_What the task requires_
List every line in this data where the string "KSeF" occurs.

_Recorded information_
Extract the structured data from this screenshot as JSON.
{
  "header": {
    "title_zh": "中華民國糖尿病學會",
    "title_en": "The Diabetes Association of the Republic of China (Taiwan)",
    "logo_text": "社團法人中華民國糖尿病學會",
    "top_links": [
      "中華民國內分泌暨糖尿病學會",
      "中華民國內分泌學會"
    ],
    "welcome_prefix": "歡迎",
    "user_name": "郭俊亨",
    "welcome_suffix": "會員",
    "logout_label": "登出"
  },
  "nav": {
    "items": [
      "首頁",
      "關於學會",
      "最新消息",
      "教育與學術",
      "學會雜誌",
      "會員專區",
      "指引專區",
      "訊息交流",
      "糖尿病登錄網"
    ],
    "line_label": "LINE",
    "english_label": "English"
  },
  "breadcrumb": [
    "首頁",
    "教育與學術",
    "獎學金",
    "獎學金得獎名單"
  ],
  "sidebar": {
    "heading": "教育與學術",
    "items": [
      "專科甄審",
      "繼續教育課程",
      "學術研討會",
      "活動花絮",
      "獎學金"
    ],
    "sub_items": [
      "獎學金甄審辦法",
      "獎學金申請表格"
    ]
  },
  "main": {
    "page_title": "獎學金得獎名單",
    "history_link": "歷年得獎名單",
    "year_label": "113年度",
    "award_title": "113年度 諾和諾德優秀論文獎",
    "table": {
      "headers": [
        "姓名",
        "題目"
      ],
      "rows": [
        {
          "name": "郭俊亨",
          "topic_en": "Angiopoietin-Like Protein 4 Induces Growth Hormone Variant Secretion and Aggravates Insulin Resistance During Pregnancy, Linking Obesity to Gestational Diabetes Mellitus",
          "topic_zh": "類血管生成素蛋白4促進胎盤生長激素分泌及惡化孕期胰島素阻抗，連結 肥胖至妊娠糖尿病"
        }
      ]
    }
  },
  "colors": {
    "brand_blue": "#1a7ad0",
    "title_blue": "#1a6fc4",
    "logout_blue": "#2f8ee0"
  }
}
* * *
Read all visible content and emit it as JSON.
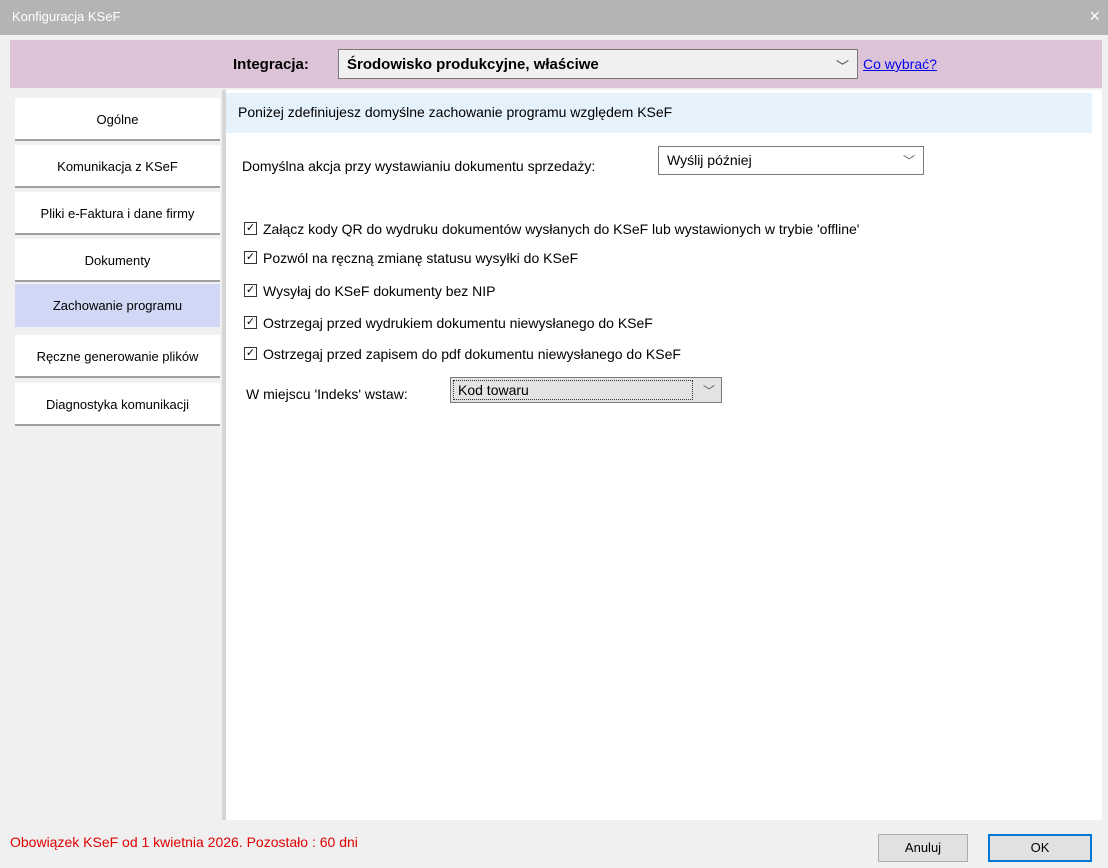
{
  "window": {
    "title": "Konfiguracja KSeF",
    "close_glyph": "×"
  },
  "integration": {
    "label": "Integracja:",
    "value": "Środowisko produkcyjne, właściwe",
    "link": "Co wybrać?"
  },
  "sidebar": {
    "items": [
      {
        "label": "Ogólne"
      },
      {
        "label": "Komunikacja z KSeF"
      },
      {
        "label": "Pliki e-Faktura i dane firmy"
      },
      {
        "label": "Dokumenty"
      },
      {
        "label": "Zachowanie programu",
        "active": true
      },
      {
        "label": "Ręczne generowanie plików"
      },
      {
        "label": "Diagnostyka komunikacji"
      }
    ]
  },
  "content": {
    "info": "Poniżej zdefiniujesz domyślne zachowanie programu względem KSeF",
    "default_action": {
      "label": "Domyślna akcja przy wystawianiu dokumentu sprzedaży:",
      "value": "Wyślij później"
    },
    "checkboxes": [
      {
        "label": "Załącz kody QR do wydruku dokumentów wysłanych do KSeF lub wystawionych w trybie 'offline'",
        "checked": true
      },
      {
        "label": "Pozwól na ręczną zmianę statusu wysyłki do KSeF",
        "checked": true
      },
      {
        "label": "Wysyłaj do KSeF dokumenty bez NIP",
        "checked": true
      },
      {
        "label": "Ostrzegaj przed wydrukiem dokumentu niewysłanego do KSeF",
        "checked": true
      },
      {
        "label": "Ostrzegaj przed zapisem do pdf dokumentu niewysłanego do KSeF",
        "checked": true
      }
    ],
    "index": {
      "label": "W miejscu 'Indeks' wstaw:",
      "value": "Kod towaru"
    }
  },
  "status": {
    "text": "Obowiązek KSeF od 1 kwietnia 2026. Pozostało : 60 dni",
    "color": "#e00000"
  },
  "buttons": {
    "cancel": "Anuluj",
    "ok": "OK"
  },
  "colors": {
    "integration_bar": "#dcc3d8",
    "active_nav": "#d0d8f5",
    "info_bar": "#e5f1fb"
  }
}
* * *
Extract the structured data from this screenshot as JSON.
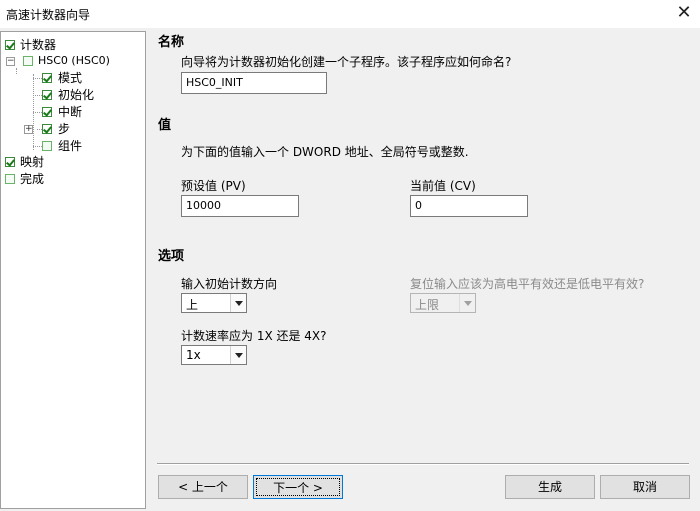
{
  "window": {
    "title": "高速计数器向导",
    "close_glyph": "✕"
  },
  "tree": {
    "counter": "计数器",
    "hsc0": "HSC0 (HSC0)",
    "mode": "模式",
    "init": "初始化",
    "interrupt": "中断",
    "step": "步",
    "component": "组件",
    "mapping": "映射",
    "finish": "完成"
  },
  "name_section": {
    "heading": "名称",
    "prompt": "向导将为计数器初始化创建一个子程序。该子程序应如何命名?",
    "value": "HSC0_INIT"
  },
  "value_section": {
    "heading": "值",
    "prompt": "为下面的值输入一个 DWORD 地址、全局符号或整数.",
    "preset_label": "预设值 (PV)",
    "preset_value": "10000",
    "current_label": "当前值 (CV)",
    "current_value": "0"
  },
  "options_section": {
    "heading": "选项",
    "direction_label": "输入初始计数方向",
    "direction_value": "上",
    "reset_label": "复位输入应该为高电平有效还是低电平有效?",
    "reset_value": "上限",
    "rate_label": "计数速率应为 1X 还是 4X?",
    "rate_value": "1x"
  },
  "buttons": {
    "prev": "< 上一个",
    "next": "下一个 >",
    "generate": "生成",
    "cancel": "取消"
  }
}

_Exercise result_
    "title": "Konfiguracja KSeF",
        "label": "Komunikacja z KSeF"
    "info": "Poniżej zdefiniujesz domyślne zachowanie programu względem KSeF",
        "label": "Załącz kody QR do wydruku dokumentów wysłanych do KSeF lub wystawionych w trybie 'offline'",
        "label": "Pozwól na ręczną zmianę statusu wysyłki do KSeF",
        "label": "Wysyłaj do KSeF dokumenty bez NIP",
        "label": "Ostrzegaj przed wydrukiem dokumentu niewysłanego do KSeF",
        "label": "Ostrzegaj przed zapisem do pdf dokumentu niewysłanego do KSeF",
    "text": "Obowiązek KSeF od 1 kwietnia 2026. Pozostało : 60 dni",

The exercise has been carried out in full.